These are critical questions for every safety manager, but the answers don’t come easy. Between training, JSAs, audits and reports, it can be tough to track the impact of any given change. These tips will help you manage the most important variables and effectively track your company's safety performance. 

Lagging Indicators

When it comes to measurement, you have to consider the “what” before you can answer the “how.” Which variables will you measure, track and seek to improve? For most companies, “lagging” indicators are the first place to look. Lagging indicators are past statistics, and they include lost work days, workers’ compensation payouts, OSHA recordable injuries and injury frequency and severity. In general, these traditional metrics indicate your workers’ compliance with safety guidelines.

Useful as they are, lagging indicators can only measure the negative — how many people were hurt, how severe their injuries were, and what the costs were to your company.
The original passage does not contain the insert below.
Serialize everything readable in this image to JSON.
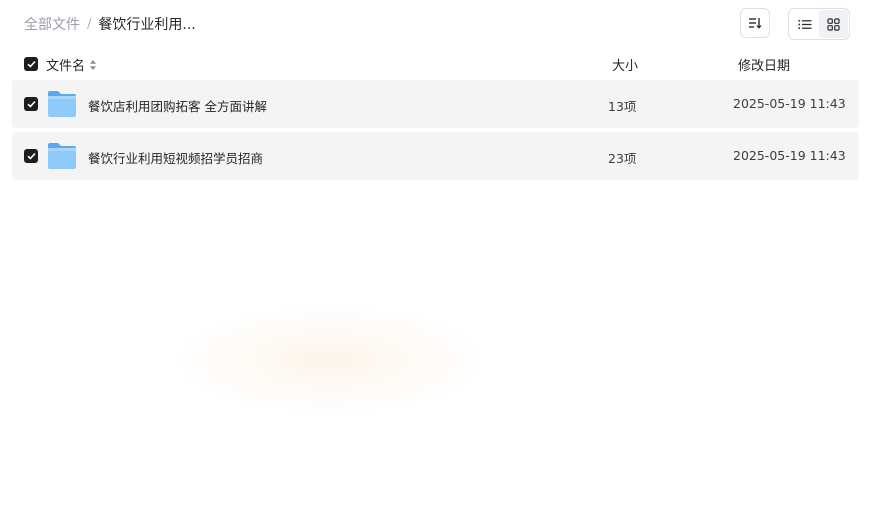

Even if these figures are where you want them to be now, your worksites may be filled with hazards that will cause injuries in the future.

Leading Indicators

To better understand the efficacy of your safety program, you also need leading indicators — measurements of the actions taken to prevent incidents from happening in the first place. Examples include safety training sessions, audits, employee surveys and protective equipment maintenance. In theory, the better these numbers are, the less likely your employees will be to suffer injuries on the job.

In practice, not all leading indicators are useful, and you’ll need to determine which ones are truly predictive of your workers’ risk levels. In most cases, an improvement in a predictive leading indicator will lead to an improvement in one or more lagging indicators. For instance, an increase in the number of workers attending lockout-tagout training in April might lead to fewer machinery-related injuries from May to August.

Over time, you’ll develop a set of leading indicators closely related to your lagging indicators, allowing you to create an ever more efficient safety program. In general, the best leading indicators will allow you to spot small but meaningful improvements in performance, be credible to the workers performing the tasks and foster feedback and problem-solving.

Repeat Offenders and Trends

The right lagging and leading indicators will take you far, but they won’t tell the whole story. To pinpoint your greatest sources of risk (and your biggest opportunities for improvement), you’ll need to track trends throughout your organization. Which work groups and individual employees are associated with the most near misses and injuries? Which specific hazards keep causing trouble, and are those hazards a problem at comparable worksites? Just as importantly, which teams and individuals are most responsible for improvement in your leading indicators, and how have their actions affected lagging indicators? Only with a bird’s-eye view of your successes and failures can you take the most decisive, efficient actions moving forward.

Digital Incident Tracking

Indicators and trends are far easier to track with a digital incident tracking system. Use customized, easy-to-complete forms to quickly and accurately record every incident, and filter according to employees, teams, divisions and worksites to find your greatest opportunities for improvement. With years’ worth of organized information at your fingertips, you can spend less time sorting through data and more time acting on it.

A Multifaceted Safety Program

Likewise, success in tracking requires that you manage a multitude of variables, and you need a system that can integrate everything at once. From training to JSAs to audits, reports and investigations, there is simply too much data to manually make sense of. To get the bird’s-eye view you need to make timely, cost-efficient improvements, use a comprehensive safety software suite that keeps all of your information and applications in a central repository. For more information on how to effectively manage documents, incidents and safety programs, download our guide, 9 Ways to Make Your Job as a Safety Manager Easier.

9 Ways to Make Your Job as a Safety Manager Easier